But this has been the big news in the Trump camp. They won the debate, and every poll that says otherwise–that is, every poll conducted scientifically with a broad sample size where people could only vote once–is biased. Trump railed about that over the weekend, blasting conspiratorially about bad mics and unfair polling. I
This isn’t just spin. Everyone spins. And it is something different than a lie. The entire campaign is predicated around this deeply insecure man’s belief that he has never made a mistake in his life, and he isn’t about to start now. It revolves around the idea that he’s infallible, and everything has to come from there. Any aid who thinks he needs to improve his debate style is suspect, because how can you improve on total and complete victory. Anybody who thinks that losing nearly a billion dollars is the sign of a bad businessman doesn’t understand real genius. If you don’t swallow that lie, if you don’t internalize it like an old apparatchik who believes that famine is impossible in the Soviet paradise while being tasked with improving grain production, then you’re out. To be involved in this campaign is to be wrapped entirely in one man’s self-image.
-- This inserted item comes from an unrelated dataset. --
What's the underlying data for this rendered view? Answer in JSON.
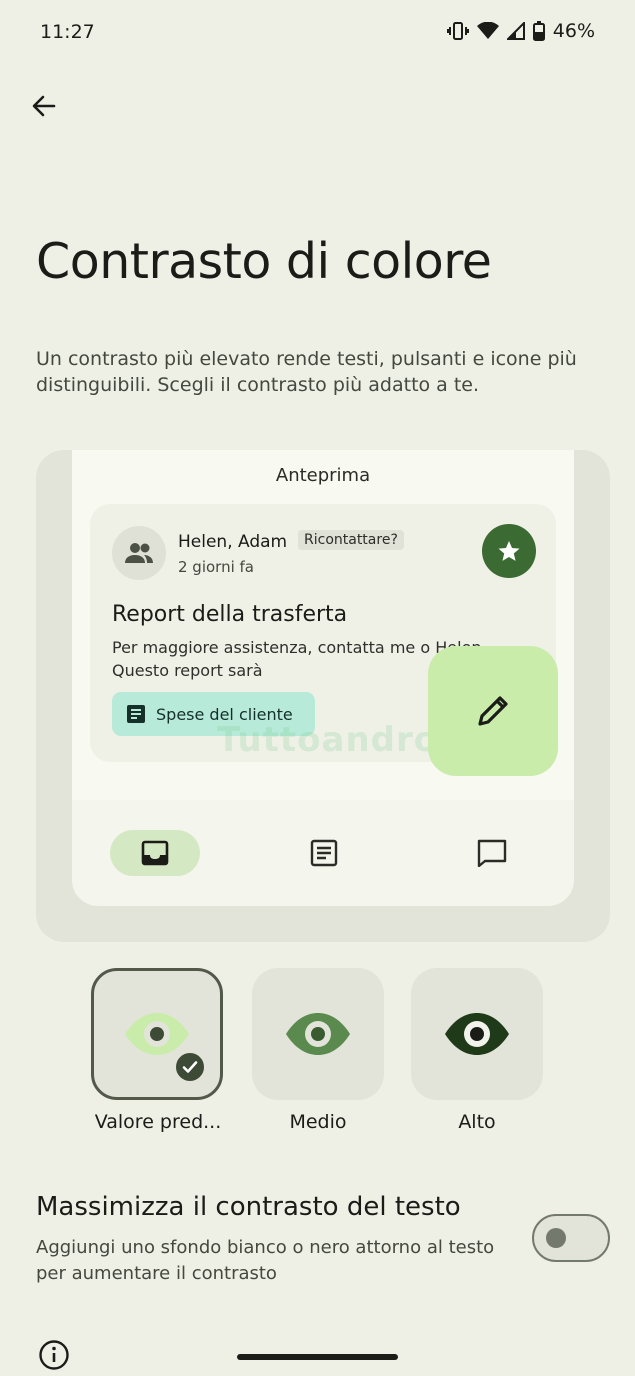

It is fairly easy to imagine how this’ll play out politically, with him doubling down on his worst instincts. He’s already doing that, imagining that his belligerent and factless performance on Monday was the mark of a gentleman. No one can tell him different. But the scary thing is to imagine this pathology with any real power. Hopefully, that’ll be the takeaway from the last week. It isn’t so much that he didn’t pay taxes, it’s that he thinks he deserved not to do so. And no one will disagree.